Problem details:
Each of the entries beneath this task should be written out exactly.
(Data)
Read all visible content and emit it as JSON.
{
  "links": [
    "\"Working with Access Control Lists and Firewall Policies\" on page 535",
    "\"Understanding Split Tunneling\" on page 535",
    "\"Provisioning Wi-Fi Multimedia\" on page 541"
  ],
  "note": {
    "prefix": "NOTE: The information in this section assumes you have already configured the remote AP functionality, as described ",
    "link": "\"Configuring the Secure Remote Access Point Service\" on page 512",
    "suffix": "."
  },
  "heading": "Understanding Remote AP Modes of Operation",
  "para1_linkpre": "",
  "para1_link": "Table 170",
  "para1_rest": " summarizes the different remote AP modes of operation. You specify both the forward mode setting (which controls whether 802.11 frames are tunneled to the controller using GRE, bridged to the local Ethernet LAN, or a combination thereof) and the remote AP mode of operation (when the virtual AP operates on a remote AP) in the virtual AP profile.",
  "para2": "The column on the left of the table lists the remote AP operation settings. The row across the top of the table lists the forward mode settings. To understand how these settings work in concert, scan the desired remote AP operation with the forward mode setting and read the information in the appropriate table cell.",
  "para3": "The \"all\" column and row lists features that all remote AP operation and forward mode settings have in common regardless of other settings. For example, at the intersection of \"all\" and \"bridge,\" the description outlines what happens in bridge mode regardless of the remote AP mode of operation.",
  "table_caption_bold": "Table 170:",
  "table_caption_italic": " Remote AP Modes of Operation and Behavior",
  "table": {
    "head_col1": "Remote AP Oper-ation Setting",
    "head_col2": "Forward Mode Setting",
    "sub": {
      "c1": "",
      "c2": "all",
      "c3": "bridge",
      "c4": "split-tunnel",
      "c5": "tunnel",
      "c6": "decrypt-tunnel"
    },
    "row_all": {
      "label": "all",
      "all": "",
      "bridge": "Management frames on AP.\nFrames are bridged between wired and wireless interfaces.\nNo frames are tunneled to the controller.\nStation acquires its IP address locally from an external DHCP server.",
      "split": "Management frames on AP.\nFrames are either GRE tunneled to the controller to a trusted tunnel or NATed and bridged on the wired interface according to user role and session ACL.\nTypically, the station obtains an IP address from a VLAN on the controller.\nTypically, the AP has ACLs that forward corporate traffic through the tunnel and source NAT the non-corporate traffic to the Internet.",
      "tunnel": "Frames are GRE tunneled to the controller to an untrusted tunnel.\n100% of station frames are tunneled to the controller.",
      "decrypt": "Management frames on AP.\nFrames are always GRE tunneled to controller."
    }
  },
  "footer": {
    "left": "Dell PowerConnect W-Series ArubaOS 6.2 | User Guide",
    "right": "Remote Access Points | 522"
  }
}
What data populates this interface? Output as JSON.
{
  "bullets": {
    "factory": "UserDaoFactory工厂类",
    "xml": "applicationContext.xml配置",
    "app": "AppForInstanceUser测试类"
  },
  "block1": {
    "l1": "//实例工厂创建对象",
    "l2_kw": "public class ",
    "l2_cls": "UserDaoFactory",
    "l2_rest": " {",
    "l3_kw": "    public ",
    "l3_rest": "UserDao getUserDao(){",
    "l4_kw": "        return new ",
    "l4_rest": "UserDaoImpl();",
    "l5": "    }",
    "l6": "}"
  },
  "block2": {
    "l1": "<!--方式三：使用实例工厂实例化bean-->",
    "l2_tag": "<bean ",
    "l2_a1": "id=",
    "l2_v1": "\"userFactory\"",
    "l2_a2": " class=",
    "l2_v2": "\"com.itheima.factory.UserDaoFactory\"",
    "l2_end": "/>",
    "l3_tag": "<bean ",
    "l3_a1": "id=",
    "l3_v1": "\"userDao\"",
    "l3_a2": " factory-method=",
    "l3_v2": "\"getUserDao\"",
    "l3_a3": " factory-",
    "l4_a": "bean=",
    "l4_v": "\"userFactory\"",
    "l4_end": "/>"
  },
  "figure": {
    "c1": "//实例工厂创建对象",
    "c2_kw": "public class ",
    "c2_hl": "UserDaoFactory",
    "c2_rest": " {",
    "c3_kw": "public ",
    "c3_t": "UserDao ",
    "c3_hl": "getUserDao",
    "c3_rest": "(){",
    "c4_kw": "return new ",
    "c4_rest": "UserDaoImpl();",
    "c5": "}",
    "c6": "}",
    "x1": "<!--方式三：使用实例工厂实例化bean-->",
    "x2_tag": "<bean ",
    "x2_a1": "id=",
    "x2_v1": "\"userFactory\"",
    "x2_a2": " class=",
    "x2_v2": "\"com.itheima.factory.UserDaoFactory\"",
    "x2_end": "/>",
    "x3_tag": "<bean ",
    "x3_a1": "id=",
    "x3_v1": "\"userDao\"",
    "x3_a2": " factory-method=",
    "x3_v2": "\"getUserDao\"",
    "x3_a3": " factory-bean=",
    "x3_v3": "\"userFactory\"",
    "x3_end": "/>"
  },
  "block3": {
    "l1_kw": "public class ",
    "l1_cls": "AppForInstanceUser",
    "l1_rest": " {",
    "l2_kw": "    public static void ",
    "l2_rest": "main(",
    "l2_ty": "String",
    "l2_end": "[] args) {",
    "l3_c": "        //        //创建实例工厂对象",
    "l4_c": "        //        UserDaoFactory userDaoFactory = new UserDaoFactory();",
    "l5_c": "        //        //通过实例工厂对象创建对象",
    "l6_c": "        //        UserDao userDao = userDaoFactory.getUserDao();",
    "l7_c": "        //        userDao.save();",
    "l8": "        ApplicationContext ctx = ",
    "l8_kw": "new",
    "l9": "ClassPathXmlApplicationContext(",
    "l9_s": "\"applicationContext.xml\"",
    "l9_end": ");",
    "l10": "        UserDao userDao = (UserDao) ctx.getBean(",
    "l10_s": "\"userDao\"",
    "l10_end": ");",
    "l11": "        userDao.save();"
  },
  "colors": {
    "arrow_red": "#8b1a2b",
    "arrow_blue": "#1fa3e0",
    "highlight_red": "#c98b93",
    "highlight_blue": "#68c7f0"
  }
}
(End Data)
Answer space:
Read all visible content and emit it as JSON.
{
  "links": [
    "\"Working with Access Control Lists and Firewall Policies\" on page 535",
    "\"Understanding Split Tunneling\" on page 535",
    "\"Provisioning Wi-Fi Multimedia\" on page 541"
  ],
  "note": {
    "prefix": "NOTE: The information in this section assumes you have already configured the remote AP functionality, as described ",
    "link": "\"Configuring the Secure Remote Access Point Service\" on page 512",
    "suffix": "."
  },
  "heading": "Understanding Remote AP Modes of Operation",
  "para1_linkpre": "",
  "para1_link": "Table 170",
  "para1_rest": " summarizes the different remote AP modes of operation. You specify both the forward mode setting (which controls whether 802.11 frames are tunneled to the controller using GRE, bridged to the local Ethernet LAN, or a combination thereof) and the remote AP mode of operation (when the virtual AP operates on a remote AP) in the virtual AP profile.",
  "para2": "The column on the left of the table lists the remote AP operation settings. The row across the top of the table lists the forward mode settings. To understand how these settings work in concert, scan the desired remote AP operation with the forward mode setting and read the information in the appropriate table cell.",
  "para3": "The \"all\" column and row lists features that all remote AP operation and forward mode settings have in common regardless of other settings. For example, at the intersection of \"all\" and \"bridge,\" the description outlines what happens in bridge mode regardless of the remote AP mode of operation.",
  "table_caption_bold": "Table 170:",
  "table_caption_italic": " Remote AP Modes of Operation and Behavior",
  "table": {
    "head_col1": "Remote AP Oper-ation Setting",
    "head_col2": "Forward Mode Setting",
    "sub": {
      "c1": "",
      "c2": "all",
      "c3": "bridge",
      "c4": "split-tunnel",
      "c5": "tunnel",
      "c6": "decrypt-tunnel"
    },
    "row_all": {
      "label": "all",
      "all": "",
      "bridge": "Management frames on AP.\nFrames are bridged between wired and wireless interfaces.\nNo frames are tunneled to the controller.\nStation acquires its IP address locally from an external DHCP server.",
      "split": "Management frames on AP.\nFrames are either GRE tunneled to the controller to a trusted tunnel or NATed and bridged on the wired interface according to user role and session ACL.\nTypically, the station obtains an IP address from a VLAN on the controller.\nTypically, the AP has ACLs that forward corporate traffic through the tunnel and source NAT the non-corporate traffic to the Internet.",
      "tunnel": "Frames are GRE tunneled to the controller to an untrusted tunnel.\n100% of station frames are tunneled to the controller.",
      "decrypt": "Management frames on AP.\nFrames are always GRE tunneled to controller."
    }
  },
  "footer": {
    "left": "Dell PowerConnect W-Series ArubaOS 6.2 | User Guide",
    "right": "Remote Access Points | 522"
  }
}
What data populates this interface? Output as JSON.
{
  "bullets": {
    "factory": "UserDaoFactory工厂类",
    "xml": "applicationContext.xml配置",
    "app": "AppForInstanceUser测试类"
  },
  "block1": {
    "l1": "//实例工厂创建对象",
    "l2_kw": "public class ",
    "l2_cls": "UserDaoFactory",
    "l2_rest": " {",
    "l3_kw": "    public ",
    "l3_rest": "UserDao getUserDao(){",
    "l4_kw": "        return new ",
    "l4_rest": "UserDaoImpl();",
    "l5": "    }",
    "l6": "}"
  },
  "block2": {
    "l1": "<!--方式三：使用实例工厂实例化bean-->",
    "l2_tag": "<bean ",
    "l2_a1": "id=",
    "l2_v1": "\"userFactory\"",
    "l2_a2": " class=",
    "l2_v2": "\"com.itheima.factory.UserDaoFactory\"",
    "l2_end": "/>",
    "l3_tag": "<bean ",
    "l3_a1": "id=",
    "l3_v1": "\"userDao\"",
    "l3_a2": " factory-method=",
    "l3_v2": "\"getUserDao\"",
    "l3_a3": " factory-",
    "l4_a": "bean=",
    "l4_v": "\"userFactory\"",
    "l4_end": "/>"
  },
  "figure": {
    "c1": "//实例工厂创建对象",
    "c2_kw": "public class ",
    "c2_hl": "UserDaoFactory",
    "c2_rest": " {",
    "c3_kw": "public ",
    "c3_t": "UserDao ",
    "c3_hl": "getUserDao",
    "c3_rest": "(){",
    "c4_kw": "return new ",
    "c4_rest": "UserDaoImpl();",
    "c5": "}",
    "c6": "}",
    "x1": "<!--方式三：使用实例工厂实例化bean-->",
    "x2_tag": "<bean ",
    "x2_a1": "id=",
    "x2_v1": "\"userFactory\"",
    "x2_a2": " class=",
    "x2_v2": "\"com.itheima.factory.UserDaoFactory\"",
    "x2_end": "/>",
    "x3_tag": "<bean ",
    "x3_a1": "id=",
    "x3_v1": "\"userDao\"",
    "x3_a2": " factory-method=",
    "x3_v2": "\"getUserDao\"",
    "x3_a3": " factory-bean=",
    "x3_v3": "\"userFactory\"",
    "x3_end": "/>"
  },
  "block3": {
    "l1_kw": "public class ",
    "l1_cls": "AppForInstanceUser",
    "l1_rest": " {",
    "l2_kw": "    public static void ",
    "l2_rest": "main(",
    "l2_ty": "String",
    "l2_end": "[] args) {",
    "l3_c": "        //        //创建实例工厂对象",
    "l4_c": "        //        UserDaoFactory userDaoFactory = new UserDaoFactory();",
    "l5_c": "        //        //通过实例工厂对象创建对象",
    "l6_c": "        //        UserDao userDao = userDaoFactory.getUserDao();",
    "l7_c": "        //        userDao.save();",
    "l8": "        ApplicationContext ctx = ",
    "l8_kw": "new",
    "l9": "ClassPathXmlApplicationContext(",
    "l9_s": "\"applicationContext.xml\"",
    "l9_end": ");",
    "l10": "        UserDao userDao = (UserDao) ctx.getBean(",
    "l10_s": "\"userDao\"",
    "l10_end": ");",
    "l11": "        userDao.save();"
  },
  "colors": {
    "arrow_red": "#8b1a2b",
    "arrow_blue": "#1fa3e0",
    "highlight_red": "#c98b93",
    "highlight_blue": "#68c7f0"
  }
}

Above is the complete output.